I’m nearsighted; and my depth perception gets a bit imaginative when I’m not wearing glasses or contact lenses. These facts should have been noticeable when I was very young. Seriously, I was the only kid in our family who couldn’t get a bat to touch a ball. While living in the Dominican Republic, we played baseball nearly every afternoon.
I felt left out.
In third grade a friend let me borrow his glasses. I hesitated because the glasses were big, brown and a great picture of ugly. I wanted to be nice to him, so I put the spectacles on. For the very first time in my life, I saw beautiful sharp letters on the green chalkboard of our classroom. I asked the boy if I could take the glasses home for a day, and he said yes. (Now I hope he had another pair at home, for his vision was as terrible as mine.)
I got home and showed my mother. I told her that I was able to read the chalkboard, and that I wasn’t stupid or shy. I just needed glasses to see far. My mother decided that I “just wanted glasses to show off.” The chalkboard at school and anything that existed, more than a couple of feet away from me, remained blurry until I was sixteen-years-old and my father took me to the ophthalmologist.
Sixteen years not experiencing the world like everyone else, and feeling like an outsider, is a long time.

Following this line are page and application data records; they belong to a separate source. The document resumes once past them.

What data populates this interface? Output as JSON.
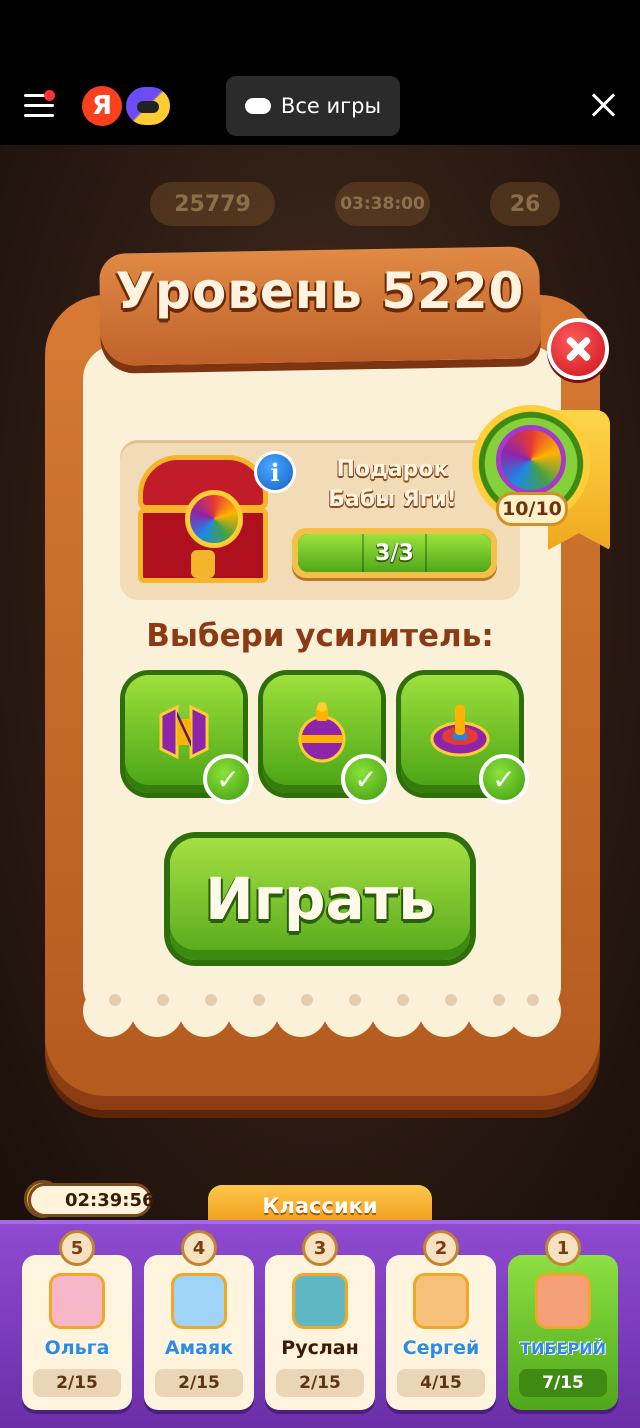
{
  "topbar": {
    "logo_letter": "Я",
    "all_games_label": "Все игры"
  },
  "hud": {
    "coins": "25779",
    "lives_timer": "03:38:00",
    "stars": "26"
  },
  "dialog": {
    "title": "Уровень 5220",
    "gift": {
      "info_symbol": "i",
      "text_line1": "Подарок",
      "text_line2": "Бабы Яги!",
      "progress_label": "3/3",
      "progress_fraction": 1.0,
      "badge_count": "10/10"
    },
    "choose_label": "Выбери усилитель:",
    "boosters": [
      {
        "name": "hammer",
        "selected": true
      },
      {
        "name": "bomb",
        "selected": true
      },
      {
        "name": "spinning-top",
        "selected": true
      }
    ],
    "play_label": "Играть"
  },
  "bottom": {
    "timer": "02:39:56",
    "category": "Классики",
    "players": [
      {
        "rank": "5",
        "name": "Ольга",
        "score": "2/15",
        "name_color": "#2f8be0"
      },
      {
        "rank": "4",
        "name": "Амаяк",
        "score": "2/15",
        "name_color": "#2f8be0"
      },
      {
        "rank": "3",
        "name": "Руслан",
        "score": "2/15",
        "name_color": "#3b1a06"
      },
      {
        "rank": "2",
        "name": "Сергей",
        "score": "4/15",
        "name_color": "#2f8be0"
      },
      {
        "rank": "1",
        "name": "ТИБЕРИЙ",
        "score": "7/15",
        "name_color": "#2f8be0"
      }
    ]
  },
  "colors": {
    "accent_green": "#56a81b",
    "wood": "#c0622a",
    "paper": "#fbf0d8",
    "bottom_bar": "#7a38bb"
  }
}
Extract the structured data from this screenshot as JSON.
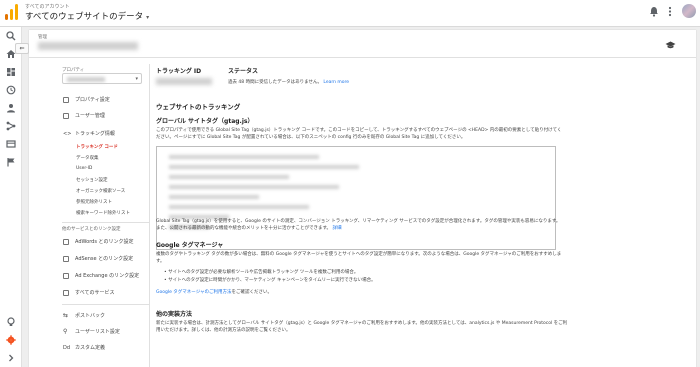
{
  "header": {
    "account_label": "すべてのアカウント",
    "view_name": "すべてのウェブサイトのデータ",
    "caret": "▾",
    "bell_icon": "bell-icon",
    "more_icon": "more-vert-icon"
  },
  "rail": {
    "icons": [
      "search-icon",
      "home-icon",
      "dashboard-icon",
      "clock-icon",
      "person-icon",
      "acquisition-icon",
      "behavior-icon",
      "flag-icon",
      "lightbulb-icon",
      "gear-icon",
      "expand-icon"
    ]
  },
  "panel": {
    "head_label": "管理",
    "property_label": "プロパティ",
    "back_arrow": "⇐"
  },
  "sidebar": {
    "items": [
      {
        "label": "プロパティ設定"
      },
      {
        "label": "ユーザー管理"
      },
      {
        "label": "トラッキング情報"
      }
    ],
    "sub_items": [
      {
        "label": "トラッキング コード",
        "active": true
      },
      {
        "label": "データ収集"
      },
      {
        "label": "User-ID"
      },
      {
        "label": "セッション設定"
      },
      {
        "label": "オーガニック検索ソース"
      },
      {
        "label": "参照元除外リスト"
      },
      {
        "label": "検索キーワード除外リスト"
      }
    ],
    "section_head": "他のサービスとのリンク設定",
    "product_links": [
      {
        "label": "AdWords とのリンク設定"
      },
      {
        "label": "AdSense とのリンク設定"
      },
      {
        "label": "Ad Exchange のリンク設定"
      },
      {
        "label": "すべてのサービス"
      }
    ],
    "bottom_items": [
      {
        "label": "ポストバック"
      },
      {
        "label": "ユーザーリスト設定"
      },
      {
        "label": "カスタム定義",
        "prefix": "Dd"
      }
    ]
  },
  "main": {
    "tracking_id_heading": "トラッキング ID",
    "status_heading": "ステータス",
    "status_text": "過去 48 時間に受信したデータはありません。",
    "status_link": "Learn more",
    "website_tracking_heading": "ウェブサイトのトラッキング",
    "gtag_heading": "グローバル サイトタグ（gtag.js）",
    "gtag_desc_1": "このプロパティで使用できる Global Site Tag（gtag.js）トラッキング コードです。このコードをコピーして、トラッキングするすべてのウェブページの <HEAD> 内の最初の要素として貼り付けてく",
    "gtag_desc_2": "ださい。ページにすでに Global Site Tag が配置されている場合は、以下のスニペットの config 行のみを既存の Global Site Tag に追加してください。",
    "gtag_after_1": "Global Site Tag（gtag.js）を使用すると、Google のサイトの測定、コンバージョン トラッキング、リマーケティング サービスでのタグ設定が合理化されます。タグの管理や実装も容易になります。",
    "gtag_after_2": "また、公開される最新の動的な機能や統合のメリットを十分に活かすことができます。",
    "gtag_after_link": "詳細",
    "gtm_heading": "Google タグマネージャ",
    "gtm_desc": "複数のタグやトラッキング タグの数が多い場合は、無料の Google タグマネージャを使うとサイトへのタグ設定が簡単になります。次のような場合は、Google タグマネージャのご利用をおすすめしま",
    "gtm_desc_2": "す。",
    "gtm_bullets": [
      "サイトへのタグ設定が必要な解析ツールや広告掲載トラッキング ツールを複数ご利用の場合。",
      "サイトへのタグ設定に時間がかかり、マーケティング キャンペーンをタイムリーに実行できない場合。"
    ],
    "gtm_link": "Google タグマネージャのご利用方法",
    "gtm_link_suffix": "をご確認ください。",
    "other_heading": "他の実装方法",
    "other_desc_1": "新たに実装する場合は、計測方法としてグローバル サイトタグ（gtag.js）と Google タグマネージャのご利用をおすすめします。他の実装方法としては、analytics.js や Measurement Protocol をご利",
    "other_desc_2": "用いただけます。詳しくは、他の計測方法の説明をご覧ください。"
  }
}
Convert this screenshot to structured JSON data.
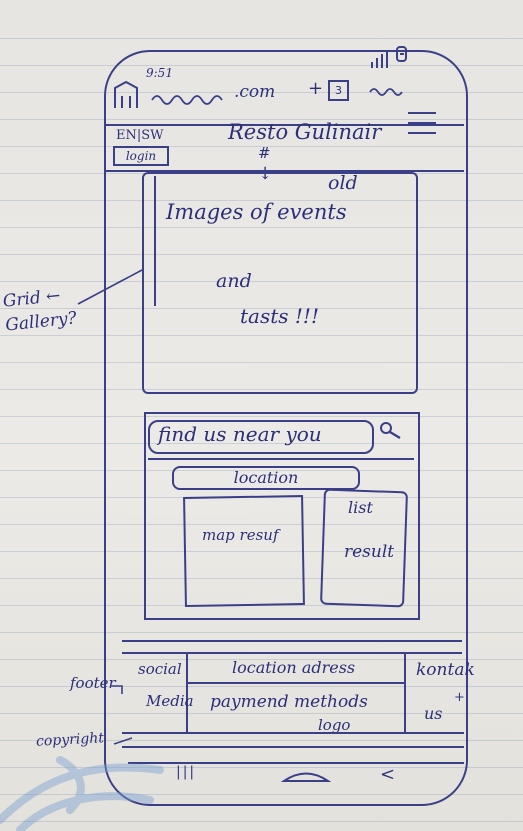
{
  "status_bar": {
    "time": "9:51",
    "signal_icon": "signal-bars-icon",
    "battery_icon": "battery-icon"
  },
  "browser_bar": {
    "home_icon": "home-icon",
    "url": ".com",
    "add_tab": "+",
    "tab_count": "3",
    "menu_icon": "ellipsis-icon"
  },
  "header": {
    "lang": "EN|SW",
    "login": "login",
    "title": "Resto Gulinair",
    "menu_icon": "hamburger-icon",
    "hash": "#",
    "arrow": "↓"
  },
  "gallery": {
    "line1": "old",
    "line2": "Images   of events",
    "line3": "and",
    "line4": "tasts !!!"
  },
  "find_us": {
    "heading": "find us near you",
    "search_icon": "search-icon",
    "location_field": "location",
    "map_result": "map resuf",
    "list_result_1": "list",
    "list_result_2": "result"
  },
  "footer": {
    "social": "social",
    "media": "Media",
    "location_adress": "location adress",
    "payment_methods": "paymend methods",
    "logo": "logo",
    "kontak": "kontak",
    "us": "us",
    "plus": "+"
  },
  "nav_bar": {
    "recents": "|||",
    "home": "home-pill-icon",
    "back": "<"
  },
  "annotations": {
    "grid_gallery": "Grid ←\nGallery?",
    "footer": "footer",
    "copyright": "copyright"
  }
}
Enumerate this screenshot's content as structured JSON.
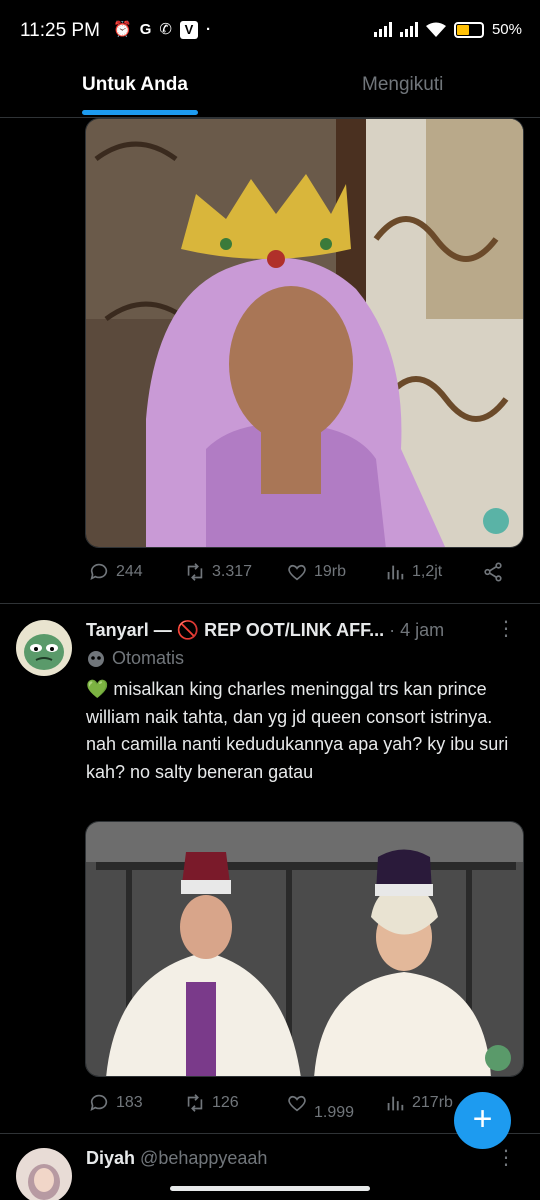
{
  "status_bar": {
    "time": "11:25 PM",
    "icons": [
      "alarm-icon",
      "google-icon",
      "phone-icon",
      "vpn-icon"
    ],
    "battery_percent": "50%",
    "battery_level": 0.5
  },
  "tabs": [
    {
      "label": "Untuk Anda",
      "active": true
    },
    {
      "label": "Mengikuti",
      "active": false
    }
  ],
  "tweet1": {
    "stats": {
      "replies": "244",
      "retweets": "3.317",
      "likes": "19rb",
      "views": "1,2jt"
    }
  },
  "tweet2": {
    "name": "Tanyarl — 🚫 REP OOT/LINK AFF...",
    "time": "· 4 jam",
    "automated_label": "Otomatis",
    "text": "💚 misalkan king charles meninggal trs kan prince william naik tahta, dan yg jd queen consort istrinya. nah camilla nanti kedudukannya apa yah? ky ibu suri kah? no salty beneran gatau",
    "stats": {
      "replies": "183",
      "retweets": "126",
      "likes": "1.999",
      "views": "217rb"
    }
  },
  "tweet3": {
    "name": "Diyah",
    "handle": "@behappyeaah"
  },
  "colors": {
    "accent": "#1d9bf0",
    "background": "#000000",
    "muted": "#71767b"
  }
}
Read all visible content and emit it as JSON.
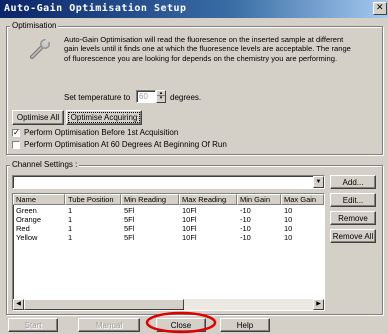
{
  "window": {
    "title": "Auto-Gain Optimisation Setup",
    "close_glyph": "✕"
  },
  "optimisation": {
    "legend": "Optimisation",
    "description": "Auto-Gain Optimisation will read the fluoresence on the inserted sample at different gain levels until it finds one at which the fluoresence levels are acceptable. The range of fluorescence you are looking for depends on the chemistry you are performing.",
    "temp_prefix": "Set temperature to",
    "temp_value": "60",
    "temp_suffix": "degrees.",
    "optimise_all": "Optimise All",
    "optimise_acquiring": "Optimise Acquiring",
    "check1_label": "Perform Optimisation Before 1st Acquisition",
    "check1_checked": true,
    "check2_label": "Perform Optimisation At 60 Degrees At Beginning Of Run",
    "check2_checked": false
  },
  "channels": {
    "legend": "Channel Settings :",
    "add": "Add...",
    "edit": "Edit...",
    "remove": "Remove",
    "remove_all": "Remove All",
    "columns": [
      "Name",
      "Tube Position",
      "Min Reading",
      "Max Reading",
      "Min Gain",
      "Max Gain"
    ],
    "rows": [
      [
        "Green",
        "1",
        "5Fl",
        "10Fl",
        "-10",
        "10"
      ],
      [
        "Orange",
        "1",
        "5Fl",
        "10Fl",
        "-10",
        "10"
      ],
      [
        "Red",
        "1",
        "5Fl",
        "10Fl",
        "-10",
        "10"
      ],
      [
        "Yellow",
        "1",
        "5Fl",
        "10Fl",
        "-10",
        "10"
      ]
    ]
  },
  "footer": {
    "start": "Start",
    "manual": "Manual",
    "close": "Close",
    "help": "Help"
  },
  "colors": {
    "annotation": "#e00000"
  }
}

I will always wonder if my life would have been different, or maybe better, had I had glasses when I was a child. What did I miss doing? What didn’t I share with others? What didn’t I see?
These blurry thoughts come to mind when I think about Tori’s blogging experience. Tori is one of my sweetest witchy darling friends. She loves to write, to read, and to share life experiences through blogging.
Tori is blind.
Her loss of sight didn’t quite register with me. Tori is so active, and sees so much in everything that her blindness rarely shows. Then I installed Disqus on my blog. My friend got a hold of me and said JAWS, her screen reader, didn’t work with my new comment system. She could no longer be part of the conversation. That bothered me a lot.
I noticed others stopped commenting, too—more than fifteen Wicked Darlings. I worried a bit and contacted them. They were also blind, but I didn’t know. Most of these darlings have been interacting via email. Yep, they send me their comments and I load them, so that they can be part of the entire conversation. I will continue to do this for as long as it is possible, but I would prefer for Disqus to start working for the blind.
Someone out there is probably saying, “Well, if you dislike Disqus so much, why don’t you just go back to the Blogger comment system, Magaly dearest?”
Valid question, my luvs; but the thing is that I LOVE Disqus. I enjoy having threaded comments, and Blogger doesn’t offer that. Also, there are many Wicked Darlings who don’t have—or want—Google accounts. I don’t want to lose their input.
I have sent messages to Disqus, and one of their representatives has promptly replied through Twitter. I’ll continue to gather information, and publish it in posts like “Disqus and JAWS,” to give the problem some visibility. I’m asking for your help, too, especially if you are a blind blogger who can explain this better than I can. Would you post about any issues you’ve encountered, and then contact Disqus? Here is their information:
Email – firstname.lastname@example.org
Tweet – @Disqus
Facebook – http://www.facebook.com/disqus
If you use Blogger or any other comment system, there are other ways you can help a blind blogger friend. Remove Word Verification, if you have it. This post explains how. Most screen readers have problems translating these types of visual messages. Read “Blind Ignorance” for other ways to make your blog more accessible to the blind community.
Thanks in advance, my Luvs, for any changes you make keeping the blind blogging community in mind. This means the world to me, to Tori, and to many others.